--- Problem requirements ---
Reproduce all of the data exactly. Images are not to appear in the reply.

"""

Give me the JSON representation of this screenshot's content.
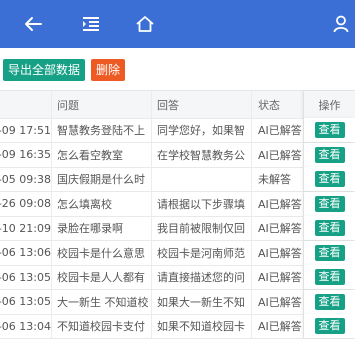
{
  "header": {
    "back_icon": "arrow-left-icon",
    "menu_icon": "outdent-menu-icon",
    "home_icon": "home-icon",
    "user_icon": "user-icon",
    "color": "#3b6fd6"
  },
  "toolbar": {
    "export_label": "导出全部数据",
    "delete_label": "删除",
    "export_color": "#16a085",
    "delete_color": "#ee5a24"
  },
  "table": {
    "columns": {
      "time": "",
      "question": "问题",
      "answer": "回答",
      "status": "状态",
      "operation": "操作"
    },
    "view_label": "查看",
    "rows": [
      {
        "time": "-09 17:51",
        "question": "智慧教务登陆不上",
        "answer": "同学您好，如果智",
        "status": "AI已解答"
      },
      {
        "time": "-09 16:35",
        "question": "怎么看空教室",
        "answer": "在学校智慧教务公",
        "status": "AI已解答"
      },
      {
        "time": "-05 09:38",
        "question": "国庆假期是什么时",
        "answer": "",
        "status": "未解答"
      },
      {
        "time": "-26 09:08",
        "question": "怎么填离校",
        "answer": "请根据以下步骤填",
        "status": "AI已解答"
      },
      {
        "time": "-10 21:09",
        "question": "录脸在哪录啊",
        "answer": "我目前被限制仅回",
        "status": "AI已解答"
      },
      {
        "time": "-06 13:06",
        "question": "校园卡是什么意思",
        "answer": "校园卡是河南师范",
        "status": "AI已解答"
      },
      {
        "time": "-06 13:05",
        "question": "校园卡是人人都有",
        "answer": "请直接描述您的问",
        "status": "AI已解答"
      },
      {
        "time": "-06 13:05",
        "question": "大一新生 不知道校",
        "answer": "如果大一新生不知",
        "status": "AI已解答"
      },
      {
        "time": "-06 13:04",
        "question": "不知道校园卡支付",
        "answer": "如果不知道校园卡",
        "status": "AI已解答"
      }
    ]
  }
}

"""

--- Written answer ---
Give me the JSON representation of this screenshot's content.
{
  "header": {
    "back_icon": "arrow-left-icon",
    "menu_icon": "outdent-menu-icon",
    "home_icon": "home-icon",
    "user_icon": "user-icon",
    "color": "#3b6fd6"
  },
  "toolbar": {
    "export_label": "导出全部数据",
    "delete_label": "删除",
    "export_color": "#16a085",
    "delete_color": "#ee5a24"
  },
  "table": {
    "columns": {
      "time": "",
      "question": "问题",
      "answer": "回答",
      "status": "状态",
      "operation": "操作"
    },
    "view_label": "查看",
    "rows": [
      {
        "time": "-09 17:51",
        "question": "智慧教务登陆不上",
        "answer": "同学您好，如果智",
        "status": "AI已解答"
      },
      {
        "time": "-09 16:35",
        "question": "怎么看空教室",
        "answer": "在学校智慧教务公",
        "status": "AI已解答"
      },
      {
        "time": "-05 09:38",
        "question": "国庆假期是什么时",
        "answer": "",
        "status": "未解答"
      },
      {
        "time": "-26 09:08",
        "question": "怎么填离校",
        "answer": "请根据以下步骤填",
        "status": "AI已解答"
      },
      {
        "time": "-10 21:09",
        "question": "录脸在哪录啊",
        "answer": "我目前被限制仅回",
        "status": "AI已解答"
      },
      {
        "time": "-06 13:06",
        "question": "校园卡是什么意思",
        "answer": "校园卡是河南师范",
        "status": "AI已解答"
      },
      {
        "time": "-06 13:05",
        "question": "校园卡是人人都有",
        "answer": "请直接描述您的问",
        "status": "AI已解答"
      },
      {
        "time": "-06 13:05",
        "question": "大一新生 不知道校",
        "answer": "如果大一新生不知",
        "status": "AI已解答"
      },
      {
        "time": "-06 13:04",
        "question": "不知道校园卡支付",
        "answer": "如果不知道校园卡",
        "status": "AI已解答"
      }
    ]
  }
}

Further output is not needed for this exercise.